The words "final decisions" mean the same thing as "final judgments and decrees", Ex Parte Tiffany, 252 U.S. 32, 36, 40 S. Ct. 239, 241, 64 L. Ed. 443. A judgment is the sentence of the law pronounced by the court upon the matter contained in the record. 3 Blackstone's Comm. 395. In determining whether a decree or judgment is interlocutory or final, the character of the decree or judgment is an important factor to be considered, and it should be borne in mind that a decree or judgment is the law's last word in a judicial controversy and may be defined as the final consideration and determination of a court upon matters submitted to it in an action or proceeding, 15 R.C.L. 569. A final decree or judgment is one that puts an end to the controversy between the parties litigant. Merriman v. Chicago & E.I.R. Co., 7 Cir., 64 F. 535, 547.
In the instant case, the order of March 1, 1939, 27 F.Supp. 300, dismissing the bill as to patent No. 1572150 finally adjudicated and determined the rights of the parties as to that patent, leaving the case in such a condition that if there be an affirmance here the court will have nothing to do but to execute the decree. Merriman v. Chicago & E.I.R. Co., supra.
We think we find support for our conclusion in Collins v. Metro-Goldwyn Pictures Corp et al., 2 Cir., 106 F.2d 83, 84, and cases cited therein, notwithstanding the fact that the question as to whether the appeal was timely was not before the court. In that case the court said:
"There is a manifest inconvenience in deferring the review of the disposition of a claim, though it has been finally disposed of, until other separable claims have been adjudicated, especially in view of the extensive provisions made by the new Rules of Civil Procedure * * * . This consideration was undoubtedly the reason for the adoption of Rule 54(b). * * *
"Conferring power to enter separate judgment at various stages, appear to have been designed to meet the difficulties arising from these liberal joinder provisions.

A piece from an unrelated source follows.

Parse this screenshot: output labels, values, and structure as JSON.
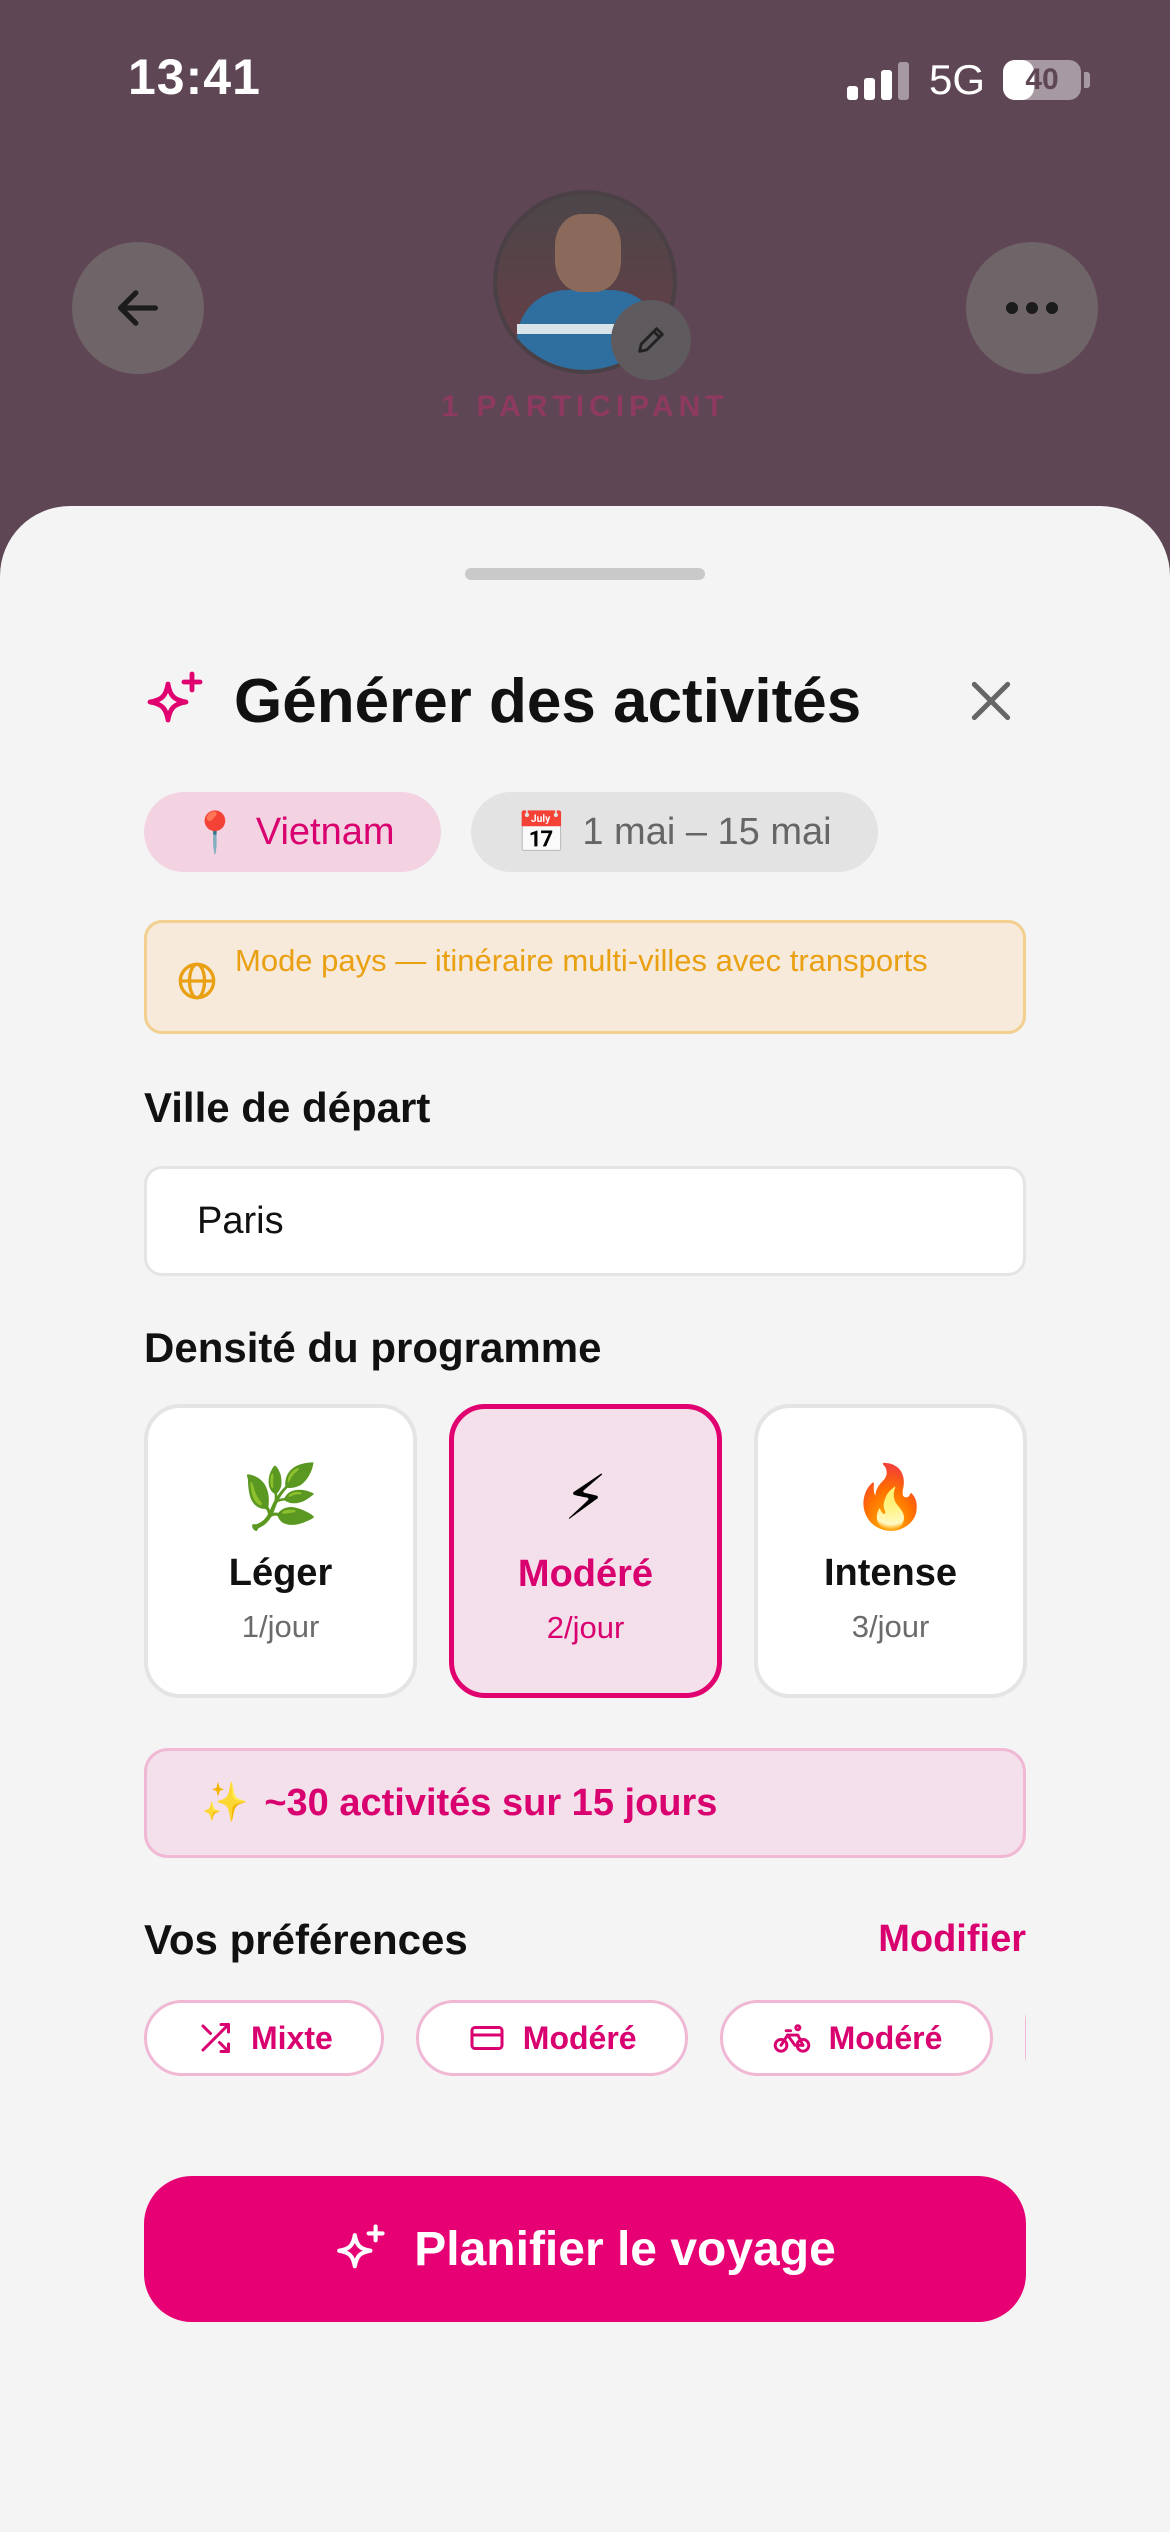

" * * * They indicate a definite policy to treat a judgment on a separate claim as so far final that it may be enforced by execution. It would clearly be held appealable if capable of immediate enforcement. * * * It seems unlikely that such a judgment, whether or not enforceable, is not to be regarded as final for purposes of appeal."
The motion to dismiss the appeal is ...